Not too long ago, Google added voice recognition to their iPhone search application. Not one to be behind the times, Yahoo! has gone and done the same.
Well, that’s what we should have been able to say. Instead, Yahoo’s voice recognition add-on comes nearly 6 months after Google’s. Of course, Yahoo’s application is a bit more complex than Google’s, being that it also handles news, aggregates various social sites, and a good amount more beyond search. That being said, search is Yahoo’s main gig. Combined with the fact that everyone hates typing, Yahoo should have done this ages ago.
Yahoo’s implementation is quite different than Googles – for better or worse.
Back when Google initially launched their app with voice search functionality, it caused a bit of a stir. Google had made use of an API that was generally off limits the app developers. The API they used took input from the iPhone’s proximity sensor, allowing them to tell if the phone was placed near the user’s face. Once the proximity sensor went off, voice recording began. Had Apple let Google slide intentionally, or did the person in charge of reviewing the app just miss the memo that this was a no-go? As with anything on the internet, conspiracy theories were fairly rampant.
Whether they tried to make use of the same API and were denied or they simply chose to avoid conflict, we’re not sure – but Yahoo opted to go with a more traditional push-to-begin, push-to-stop recording method.
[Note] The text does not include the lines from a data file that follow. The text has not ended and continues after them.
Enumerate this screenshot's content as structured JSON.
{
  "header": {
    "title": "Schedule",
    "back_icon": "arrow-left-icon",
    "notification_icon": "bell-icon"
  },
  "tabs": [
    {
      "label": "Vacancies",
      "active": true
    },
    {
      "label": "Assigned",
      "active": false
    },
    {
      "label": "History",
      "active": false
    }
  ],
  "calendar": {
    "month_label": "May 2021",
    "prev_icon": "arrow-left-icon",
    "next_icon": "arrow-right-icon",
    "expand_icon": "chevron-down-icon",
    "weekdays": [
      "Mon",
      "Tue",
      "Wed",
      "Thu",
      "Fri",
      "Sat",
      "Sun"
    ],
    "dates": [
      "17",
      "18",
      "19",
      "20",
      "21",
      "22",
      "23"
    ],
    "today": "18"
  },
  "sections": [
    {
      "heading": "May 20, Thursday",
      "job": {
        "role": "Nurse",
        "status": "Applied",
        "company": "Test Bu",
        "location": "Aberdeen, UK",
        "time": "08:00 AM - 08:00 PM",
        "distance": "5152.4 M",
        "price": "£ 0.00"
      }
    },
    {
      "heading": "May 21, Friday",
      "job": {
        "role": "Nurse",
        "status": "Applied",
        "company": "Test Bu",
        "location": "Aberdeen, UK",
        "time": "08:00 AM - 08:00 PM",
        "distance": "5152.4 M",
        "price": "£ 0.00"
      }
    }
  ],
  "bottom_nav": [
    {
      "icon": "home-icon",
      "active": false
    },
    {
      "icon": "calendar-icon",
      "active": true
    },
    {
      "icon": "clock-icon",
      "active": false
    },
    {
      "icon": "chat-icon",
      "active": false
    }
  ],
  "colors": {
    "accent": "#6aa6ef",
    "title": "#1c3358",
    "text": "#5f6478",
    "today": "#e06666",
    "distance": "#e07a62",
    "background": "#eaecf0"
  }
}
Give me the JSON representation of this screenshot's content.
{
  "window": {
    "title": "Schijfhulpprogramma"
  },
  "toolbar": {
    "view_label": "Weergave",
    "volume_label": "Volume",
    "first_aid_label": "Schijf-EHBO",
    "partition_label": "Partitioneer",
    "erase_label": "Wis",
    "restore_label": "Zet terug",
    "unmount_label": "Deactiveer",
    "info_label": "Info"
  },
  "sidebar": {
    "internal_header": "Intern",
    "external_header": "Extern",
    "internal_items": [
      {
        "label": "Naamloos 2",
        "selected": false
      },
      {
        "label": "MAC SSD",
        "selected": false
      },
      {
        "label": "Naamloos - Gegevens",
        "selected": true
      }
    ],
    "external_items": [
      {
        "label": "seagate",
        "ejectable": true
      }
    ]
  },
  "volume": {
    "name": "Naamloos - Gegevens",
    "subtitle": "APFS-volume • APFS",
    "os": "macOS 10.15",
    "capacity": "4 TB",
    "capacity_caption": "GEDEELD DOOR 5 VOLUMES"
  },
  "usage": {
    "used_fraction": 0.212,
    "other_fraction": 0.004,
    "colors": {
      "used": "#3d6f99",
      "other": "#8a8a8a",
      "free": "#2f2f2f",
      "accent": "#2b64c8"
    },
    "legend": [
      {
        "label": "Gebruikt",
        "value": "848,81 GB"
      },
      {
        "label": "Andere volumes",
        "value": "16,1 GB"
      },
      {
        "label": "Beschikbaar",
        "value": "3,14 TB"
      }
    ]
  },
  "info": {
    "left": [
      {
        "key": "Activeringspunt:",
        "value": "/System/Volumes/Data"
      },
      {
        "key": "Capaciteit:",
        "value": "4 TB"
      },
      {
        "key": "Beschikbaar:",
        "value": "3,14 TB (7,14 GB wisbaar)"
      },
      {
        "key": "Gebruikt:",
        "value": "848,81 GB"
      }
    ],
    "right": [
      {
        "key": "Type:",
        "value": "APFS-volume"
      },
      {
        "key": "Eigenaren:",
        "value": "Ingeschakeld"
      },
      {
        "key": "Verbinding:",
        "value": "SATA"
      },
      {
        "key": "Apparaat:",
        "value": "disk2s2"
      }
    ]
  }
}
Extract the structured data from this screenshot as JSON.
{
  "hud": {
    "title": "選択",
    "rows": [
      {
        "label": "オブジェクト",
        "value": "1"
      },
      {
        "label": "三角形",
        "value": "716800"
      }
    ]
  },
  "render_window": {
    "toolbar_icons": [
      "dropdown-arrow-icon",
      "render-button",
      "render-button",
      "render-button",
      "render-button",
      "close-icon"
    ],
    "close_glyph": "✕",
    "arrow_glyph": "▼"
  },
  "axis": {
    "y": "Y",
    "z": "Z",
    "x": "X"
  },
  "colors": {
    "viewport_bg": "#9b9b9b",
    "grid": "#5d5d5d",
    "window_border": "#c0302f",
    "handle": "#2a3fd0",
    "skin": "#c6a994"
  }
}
It’s not quite as slick, but it has an upside: it doesn’t screw up. At least, it doesn’t screw up without an obvious reason (see below.) I’m not sure if the proximity sensor just hates my manly facial scruff or something, but Google’s solution tends to misfire a lot. It’ll detect my face and begin the recording, then stop a second or two later. I’ll pull my iPhone away to see what’s going on, and the sensor will fire off, starting the recording again. Every one of my voice-powered Google iPhone app searches seems to begin with “Wait, damn it, okay ..” This is a little more fool-proof.
On the downside, they placed the Record/Stop record right in the middle of the screen – smack dab where your cheek bone will sit, potentially misfiring the button. This happened to me twice in testing. Holding the iPhone at a slight angle (so that it doesn’t touch your cheek) fixes things.
This recording method could arguably be more user-friendly, but the voice recognition isn’t. Of 3 tests, 2 of which were significantly inaccurate.
What I said: Blah blah blah, blah blah blah.
What Yahoo! detected: Blah blah blah, blah blah blah
What I said:This is a story all about how, My life got flipped-turned upside down
What Yahoo! detected: This is a story of the town of west africa upside down
What I said:This is a test of yahoo voice recognition, test test, 1 2 1 2
What Yahoo! detected: This test of yahoo voice recognition, test, test tube 1 2 4
As you can see from test 1, Yahoo!’s voice recognition is outstanding at picking up “Blah”s. As you can see from test 2, however, it is fairly terrible at picking up the Fresh Prince Of Bel-Air theme. And for test 3? We can see where the “test tube” mistake happened (“Test One Two” kind of sounds like “test tube”) – but where the hell did that “4” come from?
Oh well – maybe it’s just my crazy exotic Californian accent screwing things up.